EXERCISE. From the listing below, pull out every line where the string "screenshot" appears.
*** DATA EXTRACTS ***
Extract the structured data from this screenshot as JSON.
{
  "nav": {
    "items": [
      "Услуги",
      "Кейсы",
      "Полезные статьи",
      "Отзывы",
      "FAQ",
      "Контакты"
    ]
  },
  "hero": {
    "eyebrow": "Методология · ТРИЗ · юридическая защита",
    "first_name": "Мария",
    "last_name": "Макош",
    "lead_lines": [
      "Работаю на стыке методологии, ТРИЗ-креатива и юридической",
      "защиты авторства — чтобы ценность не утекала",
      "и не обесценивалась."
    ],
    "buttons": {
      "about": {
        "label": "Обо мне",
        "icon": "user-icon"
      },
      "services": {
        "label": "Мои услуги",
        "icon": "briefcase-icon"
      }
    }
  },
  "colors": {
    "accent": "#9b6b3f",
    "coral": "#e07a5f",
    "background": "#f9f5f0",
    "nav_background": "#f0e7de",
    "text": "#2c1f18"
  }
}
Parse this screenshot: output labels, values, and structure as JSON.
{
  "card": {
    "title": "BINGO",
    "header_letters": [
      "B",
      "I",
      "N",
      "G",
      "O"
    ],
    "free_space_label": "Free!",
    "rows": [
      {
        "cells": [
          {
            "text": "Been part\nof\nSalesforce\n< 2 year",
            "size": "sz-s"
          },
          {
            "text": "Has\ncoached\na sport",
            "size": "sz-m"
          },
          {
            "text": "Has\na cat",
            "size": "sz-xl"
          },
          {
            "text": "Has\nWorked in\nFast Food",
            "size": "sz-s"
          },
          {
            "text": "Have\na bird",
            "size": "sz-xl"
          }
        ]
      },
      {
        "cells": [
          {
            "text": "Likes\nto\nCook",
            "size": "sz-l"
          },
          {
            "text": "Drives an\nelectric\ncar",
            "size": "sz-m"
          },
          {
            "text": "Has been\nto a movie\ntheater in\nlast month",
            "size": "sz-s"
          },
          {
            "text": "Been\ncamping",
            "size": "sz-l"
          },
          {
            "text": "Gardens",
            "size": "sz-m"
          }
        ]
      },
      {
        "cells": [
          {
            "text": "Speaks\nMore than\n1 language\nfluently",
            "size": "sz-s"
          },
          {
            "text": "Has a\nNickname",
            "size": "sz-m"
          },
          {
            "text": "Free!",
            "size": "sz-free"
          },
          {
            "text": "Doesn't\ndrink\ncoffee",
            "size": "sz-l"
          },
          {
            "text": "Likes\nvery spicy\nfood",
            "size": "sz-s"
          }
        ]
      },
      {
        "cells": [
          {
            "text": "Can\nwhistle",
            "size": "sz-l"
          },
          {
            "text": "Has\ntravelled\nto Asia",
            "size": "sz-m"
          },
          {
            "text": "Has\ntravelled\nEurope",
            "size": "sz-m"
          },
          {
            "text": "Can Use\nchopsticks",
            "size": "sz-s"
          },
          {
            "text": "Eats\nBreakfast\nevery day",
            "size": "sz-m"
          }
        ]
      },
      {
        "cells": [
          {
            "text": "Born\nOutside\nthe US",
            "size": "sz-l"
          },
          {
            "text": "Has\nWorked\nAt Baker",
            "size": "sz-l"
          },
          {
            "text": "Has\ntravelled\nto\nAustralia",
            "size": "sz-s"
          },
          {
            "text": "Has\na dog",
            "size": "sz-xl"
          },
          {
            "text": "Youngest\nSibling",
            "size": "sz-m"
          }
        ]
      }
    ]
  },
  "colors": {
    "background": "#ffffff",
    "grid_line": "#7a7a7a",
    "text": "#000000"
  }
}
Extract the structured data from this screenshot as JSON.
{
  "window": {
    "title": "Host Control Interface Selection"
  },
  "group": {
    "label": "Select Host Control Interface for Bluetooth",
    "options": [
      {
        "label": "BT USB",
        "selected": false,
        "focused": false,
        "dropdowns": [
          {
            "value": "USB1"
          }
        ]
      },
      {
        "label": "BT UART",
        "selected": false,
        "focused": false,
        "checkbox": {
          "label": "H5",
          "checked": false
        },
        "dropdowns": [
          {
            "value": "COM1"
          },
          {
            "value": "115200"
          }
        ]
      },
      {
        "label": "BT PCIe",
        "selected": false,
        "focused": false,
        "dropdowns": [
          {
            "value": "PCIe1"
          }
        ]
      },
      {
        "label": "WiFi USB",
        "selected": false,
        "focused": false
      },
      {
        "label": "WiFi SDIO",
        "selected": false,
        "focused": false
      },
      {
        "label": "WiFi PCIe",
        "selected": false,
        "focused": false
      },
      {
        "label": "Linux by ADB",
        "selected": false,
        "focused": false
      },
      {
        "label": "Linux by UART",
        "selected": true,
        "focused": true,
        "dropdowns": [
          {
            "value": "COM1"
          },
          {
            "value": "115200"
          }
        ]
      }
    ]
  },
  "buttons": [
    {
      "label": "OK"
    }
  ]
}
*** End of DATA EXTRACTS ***
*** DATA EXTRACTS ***
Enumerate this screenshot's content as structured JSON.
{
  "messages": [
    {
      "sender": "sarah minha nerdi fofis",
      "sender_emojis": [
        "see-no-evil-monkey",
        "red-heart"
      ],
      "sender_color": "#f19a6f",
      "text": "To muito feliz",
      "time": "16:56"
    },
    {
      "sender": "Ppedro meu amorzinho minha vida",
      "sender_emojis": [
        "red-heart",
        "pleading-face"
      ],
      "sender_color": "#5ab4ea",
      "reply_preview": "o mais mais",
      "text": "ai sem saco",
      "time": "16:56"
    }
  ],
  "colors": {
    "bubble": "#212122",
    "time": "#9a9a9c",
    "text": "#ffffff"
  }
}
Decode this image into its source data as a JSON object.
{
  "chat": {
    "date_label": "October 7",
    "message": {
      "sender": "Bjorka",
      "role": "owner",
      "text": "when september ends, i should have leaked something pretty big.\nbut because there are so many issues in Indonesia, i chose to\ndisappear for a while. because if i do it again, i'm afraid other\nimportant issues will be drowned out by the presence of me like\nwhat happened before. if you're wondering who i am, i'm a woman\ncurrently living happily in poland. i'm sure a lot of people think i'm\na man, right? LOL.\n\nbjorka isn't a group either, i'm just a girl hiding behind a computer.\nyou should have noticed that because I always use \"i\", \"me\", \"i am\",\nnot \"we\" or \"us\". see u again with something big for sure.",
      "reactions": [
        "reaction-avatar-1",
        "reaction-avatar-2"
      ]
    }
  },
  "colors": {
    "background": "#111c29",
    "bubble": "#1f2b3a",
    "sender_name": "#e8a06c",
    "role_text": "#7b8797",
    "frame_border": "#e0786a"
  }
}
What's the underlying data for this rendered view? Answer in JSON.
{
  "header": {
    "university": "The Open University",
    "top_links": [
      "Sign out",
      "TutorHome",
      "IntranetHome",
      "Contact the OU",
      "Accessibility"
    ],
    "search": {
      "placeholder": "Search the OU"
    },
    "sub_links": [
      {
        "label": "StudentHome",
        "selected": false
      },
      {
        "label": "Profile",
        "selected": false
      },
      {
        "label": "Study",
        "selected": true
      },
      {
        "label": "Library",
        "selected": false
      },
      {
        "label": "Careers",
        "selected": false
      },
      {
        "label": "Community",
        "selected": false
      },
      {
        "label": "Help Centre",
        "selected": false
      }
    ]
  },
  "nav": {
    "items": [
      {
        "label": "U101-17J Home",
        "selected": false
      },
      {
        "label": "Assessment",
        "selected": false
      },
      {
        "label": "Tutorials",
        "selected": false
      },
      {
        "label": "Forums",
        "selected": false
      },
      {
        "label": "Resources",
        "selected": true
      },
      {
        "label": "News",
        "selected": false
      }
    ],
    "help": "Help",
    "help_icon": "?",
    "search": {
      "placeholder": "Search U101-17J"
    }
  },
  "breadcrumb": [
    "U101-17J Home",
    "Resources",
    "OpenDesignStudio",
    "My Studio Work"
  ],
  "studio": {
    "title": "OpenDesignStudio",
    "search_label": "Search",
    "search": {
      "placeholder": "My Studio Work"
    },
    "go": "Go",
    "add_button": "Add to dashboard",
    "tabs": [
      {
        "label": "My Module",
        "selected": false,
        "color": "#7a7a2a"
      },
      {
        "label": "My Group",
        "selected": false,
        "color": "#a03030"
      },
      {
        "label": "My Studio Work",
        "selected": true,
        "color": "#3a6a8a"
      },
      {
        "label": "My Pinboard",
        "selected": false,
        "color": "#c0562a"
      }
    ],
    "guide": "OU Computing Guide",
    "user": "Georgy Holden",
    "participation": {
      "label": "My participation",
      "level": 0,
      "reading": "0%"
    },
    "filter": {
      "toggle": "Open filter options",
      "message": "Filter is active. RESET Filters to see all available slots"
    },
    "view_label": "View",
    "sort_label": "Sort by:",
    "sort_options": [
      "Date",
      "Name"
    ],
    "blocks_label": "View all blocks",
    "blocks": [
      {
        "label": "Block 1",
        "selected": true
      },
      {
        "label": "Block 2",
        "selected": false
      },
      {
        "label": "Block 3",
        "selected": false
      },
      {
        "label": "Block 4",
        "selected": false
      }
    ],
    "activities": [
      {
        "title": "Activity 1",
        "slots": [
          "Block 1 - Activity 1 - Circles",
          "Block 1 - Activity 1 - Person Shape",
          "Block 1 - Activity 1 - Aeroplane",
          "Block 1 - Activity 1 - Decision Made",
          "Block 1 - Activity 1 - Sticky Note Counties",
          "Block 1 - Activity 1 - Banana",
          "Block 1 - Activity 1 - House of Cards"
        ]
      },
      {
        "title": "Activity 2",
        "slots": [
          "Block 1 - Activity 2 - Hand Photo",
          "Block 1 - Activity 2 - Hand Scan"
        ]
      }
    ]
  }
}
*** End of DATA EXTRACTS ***
EXERCISE RESULT.
Extract the structured data from this screenshot as JSON.
Parse this screenshot: output labels, values, and structure as JSON.
Extract the structured data from this screenshot as JSON.
Enumerate this screenshot's content as structured JSON.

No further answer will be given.